Climate policies that promote energy efficiency, renewables and circular electronics to help us reach “net-zero emissions” are not realistic. To begin, researchers estimate that the digital industry’s carbon footprint increases annually between six and ten percent. Adhering to the Paris Agreement (to keep below a 1.5°C global temperature increase) will require digital tech to reduce its CO2 emissions by 42% by 2030, 72% by 2040 and 91% by 2050.

Regardless of how often the claim is repeated, efficiency gains in other sectors will not compensate for the digital industry’s own growing extractivism 7, water use8, waste 9 or emissions.

Freitag suggests that only annual constraints on consumption (i.e., COVID), or a tax or cap on carbon emissions, could actually help reduce CO2 emissions significantly.

In any case, reducing our environmental impacts will require reducing the production and consumption of digital goods.
Who’s ready to sustain a digital diet?
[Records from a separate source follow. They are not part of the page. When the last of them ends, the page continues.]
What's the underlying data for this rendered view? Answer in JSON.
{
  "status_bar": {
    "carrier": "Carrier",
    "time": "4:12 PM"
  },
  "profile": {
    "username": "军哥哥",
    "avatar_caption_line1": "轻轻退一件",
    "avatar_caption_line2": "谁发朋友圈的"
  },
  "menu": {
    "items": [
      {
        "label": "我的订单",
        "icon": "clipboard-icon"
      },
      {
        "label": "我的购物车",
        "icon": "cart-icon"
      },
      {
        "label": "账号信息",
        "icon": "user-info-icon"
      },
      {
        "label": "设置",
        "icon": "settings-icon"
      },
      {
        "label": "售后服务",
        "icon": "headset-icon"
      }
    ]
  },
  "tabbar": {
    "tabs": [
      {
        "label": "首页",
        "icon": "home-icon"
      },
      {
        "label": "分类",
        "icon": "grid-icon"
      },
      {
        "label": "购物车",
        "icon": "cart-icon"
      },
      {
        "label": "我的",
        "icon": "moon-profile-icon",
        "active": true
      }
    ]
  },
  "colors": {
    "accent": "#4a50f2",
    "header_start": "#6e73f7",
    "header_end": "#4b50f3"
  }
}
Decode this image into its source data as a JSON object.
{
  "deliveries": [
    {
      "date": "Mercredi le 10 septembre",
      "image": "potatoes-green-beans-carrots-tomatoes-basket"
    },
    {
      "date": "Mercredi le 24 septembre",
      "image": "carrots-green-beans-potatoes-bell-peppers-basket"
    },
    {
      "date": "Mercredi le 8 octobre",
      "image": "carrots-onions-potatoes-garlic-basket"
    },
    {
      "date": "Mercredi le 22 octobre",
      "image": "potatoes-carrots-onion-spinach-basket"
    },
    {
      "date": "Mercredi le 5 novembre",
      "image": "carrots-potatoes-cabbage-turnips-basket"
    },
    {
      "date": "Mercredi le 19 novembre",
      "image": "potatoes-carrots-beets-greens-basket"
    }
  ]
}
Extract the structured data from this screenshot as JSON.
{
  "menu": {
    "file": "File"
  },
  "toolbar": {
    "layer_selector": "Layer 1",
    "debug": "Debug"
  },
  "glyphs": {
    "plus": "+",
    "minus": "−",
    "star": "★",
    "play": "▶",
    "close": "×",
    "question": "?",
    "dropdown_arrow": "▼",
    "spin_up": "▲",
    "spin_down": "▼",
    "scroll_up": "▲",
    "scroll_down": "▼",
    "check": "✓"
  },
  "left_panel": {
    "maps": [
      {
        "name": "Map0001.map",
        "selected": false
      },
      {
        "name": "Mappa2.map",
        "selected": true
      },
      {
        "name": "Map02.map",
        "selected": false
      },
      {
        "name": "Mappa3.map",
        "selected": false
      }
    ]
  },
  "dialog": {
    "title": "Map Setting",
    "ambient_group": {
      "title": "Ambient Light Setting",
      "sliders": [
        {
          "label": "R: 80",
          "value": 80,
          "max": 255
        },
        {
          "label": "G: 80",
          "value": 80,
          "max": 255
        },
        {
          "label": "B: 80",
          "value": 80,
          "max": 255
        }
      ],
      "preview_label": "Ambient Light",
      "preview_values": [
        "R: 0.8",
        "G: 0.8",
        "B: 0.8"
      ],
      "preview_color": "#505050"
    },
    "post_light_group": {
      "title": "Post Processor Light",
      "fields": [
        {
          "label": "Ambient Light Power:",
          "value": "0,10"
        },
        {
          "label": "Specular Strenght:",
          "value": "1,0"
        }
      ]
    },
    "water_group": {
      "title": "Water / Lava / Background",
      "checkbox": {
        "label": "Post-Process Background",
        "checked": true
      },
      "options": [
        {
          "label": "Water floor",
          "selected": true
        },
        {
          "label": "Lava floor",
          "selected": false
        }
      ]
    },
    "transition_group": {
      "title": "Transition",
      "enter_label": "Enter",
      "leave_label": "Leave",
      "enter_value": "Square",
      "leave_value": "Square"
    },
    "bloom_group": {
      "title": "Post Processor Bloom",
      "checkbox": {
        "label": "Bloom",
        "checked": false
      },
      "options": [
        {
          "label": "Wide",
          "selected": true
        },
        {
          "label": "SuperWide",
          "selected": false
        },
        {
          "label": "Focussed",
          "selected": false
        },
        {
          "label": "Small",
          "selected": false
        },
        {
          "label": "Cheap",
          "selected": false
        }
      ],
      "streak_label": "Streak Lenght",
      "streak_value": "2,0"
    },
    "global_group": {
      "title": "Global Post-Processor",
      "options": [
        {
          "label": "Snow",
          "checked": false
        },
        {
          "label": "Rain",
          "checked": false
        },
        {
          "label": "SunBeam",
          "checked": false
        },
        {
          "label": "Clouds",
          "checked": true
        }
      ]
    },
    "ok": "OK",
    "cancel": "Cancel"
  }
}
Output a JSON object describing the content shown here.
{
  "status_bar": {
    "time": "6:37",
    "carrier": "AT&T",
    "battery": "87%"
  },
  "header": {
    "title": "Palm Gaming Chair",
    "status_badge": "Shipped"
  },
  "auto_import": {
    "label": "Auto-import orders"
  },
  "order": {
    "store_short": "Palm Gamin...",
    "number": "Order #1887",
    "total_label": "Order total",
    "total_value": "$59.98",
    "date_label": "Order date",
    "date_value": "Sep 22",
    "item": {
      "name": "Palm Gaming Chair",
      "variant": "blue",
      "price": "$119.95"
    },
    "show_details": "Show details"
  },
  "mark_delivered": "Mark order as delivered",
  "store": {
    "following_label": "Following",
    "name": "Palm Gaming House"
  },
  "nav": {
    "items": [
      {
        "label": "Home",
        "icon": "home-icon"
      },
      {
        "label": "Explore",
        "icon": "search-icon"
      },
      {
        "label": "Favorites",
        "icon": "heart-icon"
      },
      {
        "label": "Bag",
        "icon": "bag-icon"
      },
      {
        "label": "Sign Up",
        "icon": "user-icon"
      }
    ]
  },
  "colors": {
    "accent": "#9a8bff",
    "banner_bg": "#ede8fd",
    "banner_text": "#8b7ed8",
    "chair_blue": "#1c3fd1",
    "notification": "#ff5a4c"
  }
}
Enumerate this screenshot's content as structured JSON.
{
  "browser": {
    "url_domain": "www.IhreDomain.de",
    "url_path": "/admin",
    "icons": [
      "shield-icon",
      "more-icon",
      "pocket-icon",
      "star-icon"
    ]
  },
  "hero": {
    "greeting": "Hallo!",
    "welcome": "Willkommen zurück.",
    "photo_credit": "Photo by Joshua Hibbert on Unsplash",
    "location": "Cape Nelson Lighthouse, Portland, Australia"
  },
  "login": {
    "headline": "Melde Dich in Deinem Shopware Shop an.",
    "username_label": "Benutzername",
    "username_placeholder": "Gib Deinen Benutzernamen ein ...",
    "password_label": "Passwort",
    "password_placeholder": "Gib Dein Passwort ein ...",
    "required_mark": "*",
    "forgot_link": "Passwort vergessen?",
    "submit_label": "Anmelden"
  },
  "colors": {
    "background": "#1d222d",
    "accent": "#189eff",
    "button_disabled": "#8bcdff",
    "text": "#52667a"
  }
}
1 History of computers: A brief timeline.
2 2013/179/UE Commission Recommendation of 9 April 2013 on the use of common methods to measure and communicate the life cycle environmental performance of products and organisations. Climate change, Ozone Depletion, Ecotoxicity for aquatic freshwater, Human Toxicity – cancer effects, Human Toxicity – non-cancer effects, Particulate Matter/Respiratory Inorganics, Ionising Radiation – human health effects, Photochemical Ozone Formation, Acidification, Eutrophication – terrestrial, Eutrophication – aquatic, Resource Depletion – water, Resource Depletion – mineral, fossil, Land Transformation.
3 Freitag, Charlotte et al., The climate impact of ICT: A review of estimates, trends and regulations, Physics and Society, 2020.
4 Waze does not seem to report using Artificial Intelligence (AI) for navigation but chose AI for its more recent carpool service to match drivers and riders (a choice not making AI necessary).
5 Bitcoin is by far the most popular cryptocurrency. While writing this article in February 2023, unsustainable cryptocurrencies Bitcoin, Ethereum 1.0, Monero, and a total of 316 currencies use “proof of work” (PoW) consensus algorithm to validate each transaction, consuming high amounts of energy. On the other hand, 243 cryptocurrencies such as Ethereum 2.0, Cardano, and Solana use “proof of stake” (PoS) that requires much less energy. Finally, some currencies use their own consensus mechanism.
6 The Tesla Model 3 weighs 1.8 tons unladen and consumes 151 Wh/km. With 750 kWh of electricity used by one Bitcoin transaction, this car can drive 750,000/151 km or about 5000 km (3100 miles).
7 Sovacool, Benjamin K. et al., “Sustainable minerals and metals for a low-carbon future,” Science, 3 Jan. 2020.
8 Asianometry, “The Semiconductor Water Problem,” 2 Sept., 2021.
9 Lepawsky, Josh, Reassembling Rubbish: Worlding Electronic Waste, MIT Press, 2021.